Greenwashing 101

It’s all about the politics: Napa and Sonoma farming groups look to raise the volume on their political voices

No on Measure C people, were sued for brazen lying, lost and still continued to scare the good people of Napa to vote no against their own and children’s interests for a healthy community.

The Farm Bureau as reported here,  has also been lobbying Washington for repeal of child labor laws and repealing pesticide application regulations to let minors spray.…pesticides-again/…erous-pesticides/

Napa and Sonoma farming groups look to raise the volume on their political voices

Promotion to CEO of the man who fronted Napa County Farm Bureau’s successful defeat of a June ballot initiative some viewed as a referendum on wine industry growth is part of its shift into more policy and political activism, particularly as three county supervisors face reelection in March 2020.

“Ryan really sort of established himself as the face of farm bureau. A lot of people were going to him for information, businesses and the media,” said Peter Nissen, the farm bureau’s treasurer and a past president of the 700-member organization on the elevation of Ryan Klobas. “He was the most quoted individual in the ‘No on C’ side.”

Measure C would have established new restrictions on vineyard development. Cast by proponents as protecting oak trees and the watershed, it was painted as a poorly written initiative and a threat to the county’s vast wine industry by opponents.

“Now I have much more latitude to create opportunities for the organization structurally,” Klobas said of the new post, announced in August. “A political and public policy focus will make us stronger in the election.”

A big part of the new focus, said Eric Pooler, the organization’s vice president, is now on lawmakers.

“We will continue to guard farmers against the threat of flawed legislation compromising the future of our industry,” he said.


Though that March 2020 election might seem far away, Klobas said, the farm bureau’s fiscal year ends October, which means its strategy needs to be worked out sooner, rather than later – next October will be too late. That’s one of the lessons he and the farm bureau learned from the bruising Measure C campaign.

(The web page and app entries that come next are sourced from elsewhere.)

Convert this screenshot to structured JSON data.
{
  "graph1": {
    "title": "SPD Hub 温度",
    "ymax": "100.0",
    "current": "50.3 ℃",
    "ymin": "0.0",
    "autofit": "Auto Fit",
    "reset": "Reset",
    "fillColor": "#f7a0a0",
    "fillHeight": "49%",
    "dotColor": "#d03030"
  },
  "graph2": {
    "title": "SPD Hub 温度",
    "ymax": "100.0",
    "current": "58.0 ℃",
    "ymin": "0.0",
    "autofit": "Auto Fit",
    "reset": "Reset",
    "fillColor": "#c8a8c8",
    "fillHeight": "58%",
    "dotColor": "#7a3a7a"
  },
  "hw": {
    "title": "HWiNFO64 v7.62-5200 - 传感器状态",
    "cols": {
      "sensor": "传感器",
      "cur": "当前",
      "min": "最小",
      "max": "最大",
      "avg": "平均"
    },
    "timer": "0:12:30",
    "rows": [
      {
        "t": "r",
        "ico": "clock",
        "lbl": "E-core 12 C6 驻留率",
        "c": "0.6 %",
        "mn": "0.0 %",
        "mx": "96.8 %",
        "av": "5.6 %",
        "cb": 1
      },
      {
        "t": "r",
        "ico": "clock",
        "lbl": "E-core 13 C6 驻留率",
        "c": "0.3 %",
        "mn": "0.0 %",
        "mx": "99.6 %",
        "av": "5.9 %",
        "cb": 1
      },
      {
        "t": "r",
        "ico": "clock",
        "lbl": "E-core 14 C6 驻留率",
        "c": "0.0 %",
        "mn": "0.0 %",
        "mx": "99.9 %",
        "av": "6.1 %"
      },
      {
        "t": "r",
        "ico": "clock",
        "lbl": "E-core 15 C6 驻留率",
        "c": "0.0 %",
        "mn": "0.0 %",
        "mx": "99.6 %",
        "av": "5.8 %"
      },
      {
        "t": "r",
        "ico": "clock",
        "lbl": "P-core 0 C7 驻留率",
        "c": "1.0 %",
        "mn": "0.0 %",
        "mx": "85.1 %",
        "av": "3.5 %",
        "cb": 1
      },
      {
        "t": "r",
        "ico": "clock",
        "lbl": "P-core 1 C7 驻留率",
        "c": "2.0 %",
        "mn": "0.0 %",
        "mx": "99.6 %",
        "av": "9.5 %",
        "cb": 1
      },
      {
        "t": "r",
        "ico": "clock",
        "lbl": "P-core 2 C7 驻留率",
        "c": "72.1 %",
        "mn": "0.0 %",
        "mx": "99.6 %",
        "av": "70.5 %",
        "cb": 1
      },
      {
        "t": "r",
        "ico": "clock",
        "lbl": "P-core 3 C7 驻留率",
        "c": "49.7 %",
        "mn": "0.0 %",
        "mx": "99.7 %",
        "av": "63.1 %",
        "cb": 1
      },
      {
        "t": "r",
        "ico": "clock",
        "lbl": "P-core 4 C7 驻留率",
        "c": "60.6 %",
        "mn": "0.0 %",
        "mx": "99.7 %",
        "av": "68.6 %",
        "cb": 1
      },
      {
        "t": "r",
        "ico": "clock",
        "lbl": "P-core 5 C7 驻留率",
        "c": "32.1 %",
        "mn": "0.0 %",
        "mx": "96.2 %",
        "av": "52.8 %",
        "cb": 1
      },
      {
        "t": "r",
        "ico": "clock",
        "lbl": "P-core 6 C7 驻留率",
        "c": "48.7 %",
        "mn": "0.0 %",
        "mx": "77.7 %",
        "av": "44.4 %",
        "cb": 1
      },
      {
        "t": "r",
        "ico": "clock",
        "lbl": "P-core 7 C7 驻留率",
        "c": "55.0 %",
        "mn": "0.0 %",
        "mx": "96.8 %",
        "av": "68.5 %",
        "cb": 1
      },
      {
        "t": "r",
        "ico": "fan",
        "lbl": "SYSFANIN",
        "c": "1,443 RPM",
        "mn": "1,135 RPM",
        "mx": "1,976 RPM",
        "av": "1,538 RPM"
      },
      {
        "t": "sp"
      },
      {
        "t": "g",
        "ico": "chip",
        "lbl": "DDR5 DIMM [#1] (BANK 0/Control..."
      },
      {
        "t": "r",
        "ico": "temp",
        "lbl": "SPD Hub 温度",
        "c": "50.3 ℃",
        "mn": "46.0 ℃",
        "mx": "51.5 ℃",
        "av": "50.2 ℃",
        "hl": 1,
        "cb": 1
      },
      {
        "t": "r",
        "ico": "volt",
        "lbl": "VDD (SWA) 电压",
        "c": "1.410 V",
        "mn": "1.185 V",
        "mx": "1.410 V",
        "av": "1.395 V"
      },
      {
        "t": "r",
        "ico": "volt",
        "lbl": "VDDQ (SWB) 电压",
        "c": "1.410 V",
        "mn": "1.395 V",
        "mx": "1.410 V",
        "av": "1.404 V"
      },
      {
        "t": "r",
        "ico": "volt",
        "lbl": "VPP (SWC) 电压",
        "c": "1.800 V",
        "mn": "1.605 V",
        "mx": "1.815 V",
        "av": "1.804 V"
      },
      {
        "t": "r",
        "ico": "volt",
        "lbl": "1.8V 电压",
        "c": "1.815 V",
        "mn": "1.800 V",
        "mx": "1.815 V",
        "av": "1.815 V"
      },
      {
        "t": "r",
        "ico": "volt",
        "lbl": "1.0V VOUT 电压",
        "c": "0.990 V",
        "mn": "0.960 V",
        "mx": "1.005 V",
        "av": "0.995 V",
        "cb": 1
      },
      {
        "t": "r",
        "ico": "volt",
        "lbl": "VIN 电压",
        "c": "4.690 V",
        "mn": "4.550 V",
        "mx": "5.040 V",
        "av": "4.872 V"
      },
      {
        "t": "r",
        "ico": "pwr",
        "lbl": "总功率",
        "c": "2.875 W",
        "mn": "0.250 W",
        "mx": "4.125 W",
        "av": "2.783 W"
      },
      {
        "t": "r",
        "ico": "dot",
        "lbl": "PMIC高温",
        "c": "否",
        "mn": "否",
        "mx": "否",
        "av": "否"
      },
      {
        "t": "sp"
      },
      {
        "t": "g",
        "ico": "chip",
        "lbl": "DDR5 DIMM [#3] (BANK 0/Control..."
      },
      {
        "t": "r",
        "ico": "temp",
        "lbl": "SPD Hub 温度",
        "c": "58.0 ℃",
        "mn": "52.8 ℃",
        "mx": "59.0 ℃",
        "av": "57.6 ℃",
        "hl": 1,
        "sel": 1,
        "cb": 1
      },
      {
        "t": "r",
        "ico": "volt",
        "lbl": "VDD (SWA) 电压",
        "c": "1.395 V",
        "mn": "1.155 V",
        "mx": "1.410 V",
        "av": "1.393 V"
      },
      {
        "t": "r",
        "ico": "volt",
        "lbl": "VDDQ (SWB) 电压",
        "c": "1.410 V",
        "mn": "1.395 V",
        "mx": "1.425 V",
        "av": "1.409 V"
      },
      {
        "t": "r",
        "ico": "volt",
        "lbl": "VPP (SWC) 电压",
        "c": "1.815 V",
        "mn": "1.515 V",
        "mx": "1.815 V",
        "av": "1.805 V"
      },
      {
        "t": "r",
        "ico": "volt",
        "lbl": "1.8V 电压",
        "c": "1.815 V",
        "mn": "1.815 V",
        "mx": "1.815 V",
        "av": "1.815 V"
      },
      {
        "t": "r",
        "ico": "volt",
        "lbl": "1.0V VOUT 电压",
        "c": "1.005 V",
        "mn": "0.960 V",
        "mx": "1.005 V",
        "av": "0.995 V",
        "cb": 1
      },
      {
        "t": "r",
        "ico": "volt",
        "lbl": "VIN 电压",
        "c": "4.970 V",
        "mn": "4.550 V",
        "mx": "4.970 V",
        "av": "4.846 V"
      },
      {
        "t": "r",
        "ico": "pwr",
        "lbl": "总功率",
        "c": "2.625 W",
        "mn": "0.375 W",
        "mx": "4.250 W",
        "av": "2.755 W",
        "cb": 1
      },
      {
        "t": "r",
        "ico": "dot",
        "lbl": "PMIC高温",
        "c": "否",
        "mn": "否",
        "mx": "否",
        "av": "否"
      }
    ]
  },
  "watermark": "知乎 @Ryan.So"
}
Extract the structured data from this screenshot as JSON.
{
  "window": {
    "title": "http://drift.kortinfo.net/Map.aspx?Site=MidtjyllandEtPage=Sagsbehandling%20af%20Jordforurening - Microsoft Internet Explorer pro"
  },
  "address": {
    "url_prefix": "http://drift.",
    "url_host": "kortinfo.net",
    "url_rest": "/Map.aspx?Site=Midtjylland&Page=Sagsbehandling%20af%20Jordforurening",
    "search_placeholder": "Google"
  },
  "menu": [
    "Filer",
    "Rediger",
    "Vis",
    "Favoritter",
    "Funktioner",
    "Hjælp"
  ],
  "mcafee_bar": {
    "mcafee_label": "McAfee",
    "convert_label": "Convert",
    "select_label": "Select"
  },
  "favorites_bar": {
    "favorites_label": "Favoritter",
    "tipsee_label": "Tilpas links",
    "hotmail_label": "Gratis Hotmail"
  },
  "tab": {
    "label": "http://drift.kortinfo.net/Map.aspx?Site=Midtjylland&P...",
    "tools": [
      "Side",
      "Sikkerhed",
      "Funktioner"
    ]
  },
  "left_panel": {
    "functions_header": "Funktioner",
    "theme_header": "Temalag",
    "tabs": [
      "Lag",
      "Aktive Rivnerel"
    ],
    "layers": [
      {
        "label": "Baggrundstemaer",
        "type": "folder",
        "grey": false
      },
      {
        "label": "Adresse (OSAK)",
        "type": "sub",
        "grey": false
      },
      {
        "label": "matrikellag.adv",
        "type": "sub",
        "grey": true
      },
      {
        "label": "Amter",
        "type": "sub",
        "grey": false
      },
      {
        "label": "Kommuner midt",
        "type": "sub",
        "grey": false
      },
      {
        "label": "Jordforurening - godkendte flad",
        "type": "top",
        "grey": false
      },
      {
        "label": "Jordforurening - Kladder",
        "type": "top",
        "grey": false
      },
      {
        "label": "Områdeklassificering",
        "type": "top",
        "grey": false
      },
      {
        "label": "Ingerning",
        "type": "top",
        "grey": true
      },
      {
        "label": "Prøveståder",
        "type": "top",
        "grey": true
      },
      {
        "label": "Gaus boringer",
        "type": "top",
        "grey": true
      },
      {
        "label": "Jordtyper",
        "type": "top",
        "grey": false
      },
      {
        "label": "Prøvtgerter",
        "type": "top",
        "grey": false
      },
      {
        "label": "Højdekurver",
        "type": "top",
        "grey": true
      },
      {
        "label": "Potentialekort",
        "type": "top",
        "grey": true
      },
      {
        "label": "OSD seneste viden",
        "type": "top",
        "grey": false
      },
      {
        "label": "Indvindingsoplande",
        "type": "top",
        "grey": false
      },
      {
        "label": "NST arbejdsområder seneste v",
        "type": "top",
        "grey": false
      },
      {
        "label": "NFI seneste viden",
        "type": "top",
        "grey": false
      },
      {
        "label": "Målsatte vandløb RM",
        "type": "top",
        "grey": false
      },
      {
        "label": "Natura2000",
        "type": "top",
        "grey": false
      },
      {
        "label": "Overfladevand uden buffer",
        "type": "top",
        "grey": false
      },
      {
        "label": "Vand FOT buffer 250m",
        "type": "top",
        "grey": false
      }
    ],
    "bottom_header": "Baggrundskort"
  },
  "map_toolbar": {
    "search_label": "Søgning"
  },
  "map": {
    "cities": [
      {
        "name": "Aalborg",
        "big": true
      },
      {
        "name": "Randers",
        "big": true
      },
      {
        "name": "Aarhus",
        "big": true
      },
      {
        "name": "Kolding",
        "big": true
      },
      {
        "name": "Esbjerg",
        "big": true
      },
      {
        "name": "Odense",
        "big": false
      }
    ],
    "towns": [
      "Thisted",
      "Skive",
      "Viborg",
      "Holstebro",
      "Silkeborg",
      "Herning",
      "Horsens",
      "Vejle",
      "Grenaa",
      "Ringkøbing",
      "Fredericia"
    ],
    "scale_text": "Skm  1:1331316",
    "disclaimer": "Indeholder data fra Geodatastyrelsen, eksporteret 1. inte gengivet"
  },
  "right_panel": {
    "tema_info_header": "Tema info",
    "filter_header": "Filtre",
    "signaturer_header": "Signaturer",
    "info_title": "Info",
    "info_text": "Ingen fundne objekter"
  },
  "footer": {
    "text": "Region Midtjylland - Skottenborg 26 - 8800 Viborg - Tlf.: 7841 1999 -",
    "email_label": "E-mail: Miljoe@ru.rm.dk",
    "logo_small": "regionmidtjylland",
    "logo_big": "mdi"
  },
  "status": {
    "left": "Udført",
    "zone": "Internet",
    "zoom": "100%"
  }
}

“That was a tough fight but we were successful with it,” said Klobas. “We wanted to build off that success.”

Supervisors Ryan Gregory, Alfredo Pedroza and Belia Ramos face the voters in 2020. Klobas maintains that the Board of Supervisors is and always has been the proper place to debate and work out complex environmental and land use issues anyway, rather than the unwieldy and rowdy method of direct democracy.

“We still remain willing to work with the proponents (of Measure C) to address the issues raised during the campaign,” he said. “We think the best way to do that is at the Board of Supervisors.”

Though the farm bureau does a lot of different things, from farm worker safety education to member networking, now more than ever, its primary focus is on policy and politics,

“When the board of directors decided to reorganize the farm bureau, their focus was on turning the farm bureau into the premier public policy organization in Napa Valley,” he said.

The board saw Klobas, hired as policy director in September 2017, as the man to lead the farm bureau towards that goal.

As soon as he was hired, Klobas threw himself entirely into the fight against Measure C, said Nissen, the farm bureau’s treasurer and a past president of the 700-member organization.

“We hired Ryan less than a year ago as our political director,” said Nissen, who’s been at the farm bureau since the late 1990s. “He’s been very successful in reestablishing our presence in Napa County, at the county and city and staff levels as well as with other trade associations we work with. He re-energized our position.”